- EV pioneer Nissan is first manufacturer to partner with similarly innovative inventor to create paint that uses UV energy absorbed during daylight to glow at night
- Increasing numbers of LEAF owners expanding sustainability efforts by installing solar panels to their homes
- Video showing glow-in-the-dark car launched at http://youtu.be/nKj2sEpg1xg
Nissan has become the first manufacturer to apply glow-in-the-dark car paint to showcase how its market-leading, all-electric LEAF is helping more and more people convert to solar energy at home.
The manufacturer worked with inventor, Hamish Scott, creator of STARPATH, which is a spray-applied coating that absorbs UV energy during the day so that it glows for between eight and 10 hours when the sun goes down.
While glowing car paint is already available, as are glow-in-the-dark car wraps, the bespoke, ultraviolet-energised paint created especially for Nissan is unique thanks to its secret formula made up of entirely organic materials. It contains a very rare natural earth product called Strontium Aluminate, which is solid, odourless and chemically and biologically inert.
Various third-party companies have applied non-organic glow-in-the-dark paint to vehicles before but Nissan is the first car maker to directly apply such technology. Nissan’s unique paint, if made commercially available, would last for 25 years.
With running costs of just two pence* or less per mile to run, the UK’s 7,500 plus Nissan LEAF owners have reported significant savings and are using the money they save on a wide variety of items; among the more popular of these are solar panels for the home, which decreases the household carbon footprint and means owners are also effectively charging their vehicle for free.
Research revealed recently by Nissan showed that 89% of LEAF owners charge their cars at home overnight.
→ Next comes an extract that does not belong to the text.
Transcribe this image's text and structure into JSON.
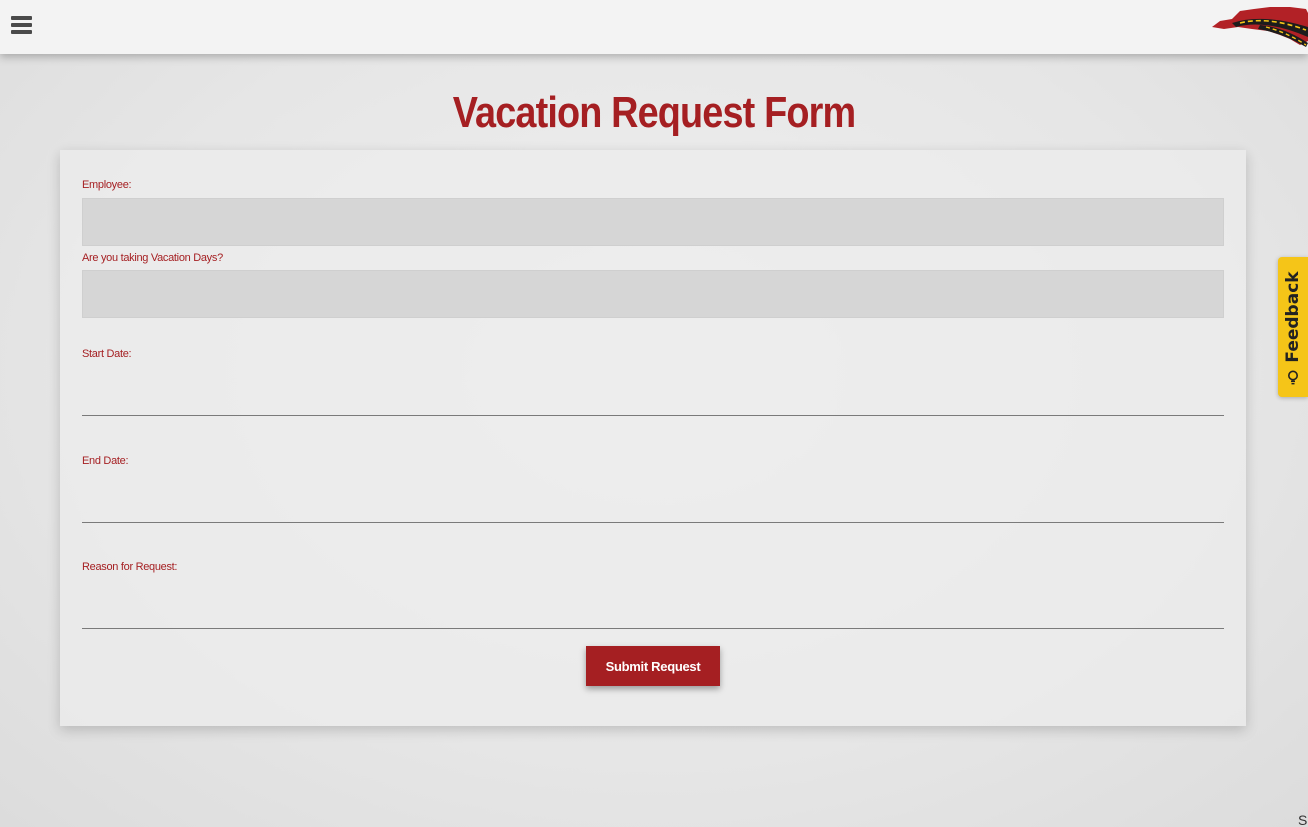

Although solar panels do not store energy or provide it outside of daylight, any leftover power generated during the day is fed back into the national grid and homeowners can get a Government payment for it, meaning that the overnight charge is already paid for.
LEAF owner Ian Finch is one of those who has combined the savings offered by running an all-electric vehicle with solar panels to power his home.
“Running the Nissan LEAF costs a sixth of the amount we’d pay to run a diesel or petrol car,” he said. “Overall, we are probably using 25% less electricity thanks to our solar panels and it’s a fantastic experience to be able to drive the LEAF using electricity that’s been produced completely for free.”
To hear more on LEAF charging using solar energy, see the full interview with Ian here: http://youtu.be/xM9XRn1amqQ
Nissan Motor GB Limited EV manager, Paul O’Neill, said: “The Nissan LEAF is a shining beacon of sustainability and the future of motoring. Not only is it saving our customers money in running costs but it we are now seeing how it is helping people become more environmentally sensitive by reducing their carbon footprint.”
See more of Nissan’s glow-in-the-dark car by viewing http://youtu.be/nKj2sEpg1xg
* From 2p per mile is based on (i) overnight electricity costs (British Gas standard tariff unit rates for a customer paying by direct debit as at 1 May 2014, assuming seven hours of charging at the night rate and one hour on the day rate), and (ii) a range of up to 124 miles per full charge (assuming 95% efficiency). Actual consumption and range may vary due to driving style, road condition, air conditioning and other factors outside of Nissan’s control.
p id=”uid_19″ style=”text-align:start;margin-right:0;margin-bottom:5px;margin-left:0;padding:0;border:0;vertical-align:baseline;”>Sources: Nissan in Europe and Hamish Scott Nevana Designs by Hamish Scott: http://www.nevanadesigns.com/